One of the most awesome things about being product developers who build software for the internet is that we can literally work from anywhere*. When I was full time at Moovweb, that just wasn’t an option. I started at Moovweb when we were 7 people and as I’ve stepped back from day to day responsibilities, we’re nearing 150 people and hundreds and hundreds of customers. We did all that in just 3 years. Doing that kind of business-building takes full concentration and that’s why Michael and I have called San Francisco home for so long.

But now, as we’re starting this new venture together, it’s just the two of us. We can definitely work from anywhere for the forseeable future. When (or if) we decide to take rarebit up to the next level and really build it into a legit business, we’ll have to reconsider, but for now…

We’re spending the summer traveling Europe and staying in various AirBnBs. Our good friends Smith and Erik Schwartz are renting our place in San Francisco for at least the next 7 months, so we’ve got free reign to travel and try not to run out of money. I’m actually writing this from a flat in Paris that we’ve rented for the next couple of weeks. Nothing but wine, rich food, and work!

Actually, speaking of that, we’re going to start considering some freelance work. I haven’t consulted since I was 25 years old when I shifted over to building my own products, but we’re traveling and we need to keep our skills sharp and could use some extra money to save up. It just makes sense that we team up with some awesome entrepreneurs and businesses who could use a pair of developers that know how to design, build, and ship products.

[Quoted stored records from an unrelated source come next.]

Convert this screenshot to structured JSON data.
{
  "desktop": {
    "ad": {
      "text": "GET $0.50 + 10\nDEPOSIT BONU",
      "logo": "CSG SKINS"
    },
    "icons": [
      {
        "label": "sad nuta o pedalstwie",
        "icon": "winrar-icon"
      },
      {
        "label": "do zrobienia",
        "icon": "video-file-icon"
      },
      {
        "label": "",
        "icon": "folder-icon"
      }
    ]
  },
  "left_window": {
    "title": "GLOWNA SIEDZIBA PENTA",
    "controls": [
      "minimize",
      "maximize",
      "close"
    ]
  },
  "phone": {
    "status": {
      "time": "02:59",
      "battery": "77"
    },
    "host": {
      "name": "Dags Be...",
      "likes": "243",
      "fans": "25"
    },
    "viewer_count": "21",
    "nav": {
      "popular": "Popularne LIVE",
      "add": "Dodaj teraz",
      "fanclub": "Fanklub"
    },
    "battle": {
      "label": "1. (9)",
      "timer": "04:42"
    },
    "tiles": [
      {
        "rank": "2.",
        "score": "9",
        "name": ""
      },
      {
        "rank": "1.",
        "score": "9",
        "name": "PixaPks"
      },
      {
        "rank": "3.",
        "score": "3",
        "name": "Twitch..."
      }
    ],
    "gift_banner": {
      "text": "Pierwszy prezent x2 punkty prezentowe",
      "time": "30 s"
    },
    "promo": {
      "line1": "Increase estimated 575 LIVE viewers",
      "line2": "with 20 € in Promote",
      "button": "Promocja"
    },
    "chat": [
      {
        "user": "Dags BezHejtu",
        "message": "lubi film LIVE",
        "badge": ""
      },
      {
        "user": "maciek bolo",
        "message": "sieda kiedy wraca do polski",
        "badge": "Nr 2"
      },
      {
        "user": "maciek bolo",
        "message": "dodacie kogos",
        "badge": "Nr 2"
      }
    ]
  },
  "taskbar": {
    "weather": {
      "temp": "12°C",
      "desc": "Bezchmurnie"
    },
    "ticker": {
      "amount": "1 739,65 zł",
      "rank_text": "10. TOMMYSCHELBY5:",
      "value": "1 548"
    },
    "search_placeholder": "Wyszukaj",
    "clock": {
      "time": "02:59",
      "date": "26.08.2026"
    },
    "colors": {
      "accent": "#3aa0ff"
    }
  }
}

If you want to keep up on the travel aspects of what we’re doing, Michael is blogging over at his personal blog about our trip and what our plans are!

Oh, and I forgot to mention: a big part of this traveling is speaking at conferences! I’ve got a ton coming up and I’m still out representing the awesome product we have at Moovweb. So, check me out at codefront.io, La Conf, HybridConf, and a ton of other ones.

* Well, as long as we can use our laptops. And a wi-fi connection is handy.

Hampton headHampton Catlin is the creator of Sass, Haml, Tritium, and Wikipedia mobile. He’s one part back end developer, one part startup leader, and one part chaos monky. He’s also CEO of rarebit, which he co-founded with his husband. He speaks at a lot of conferences, writes a lot of code, and spends way too much time on Twitter at @hcatlin.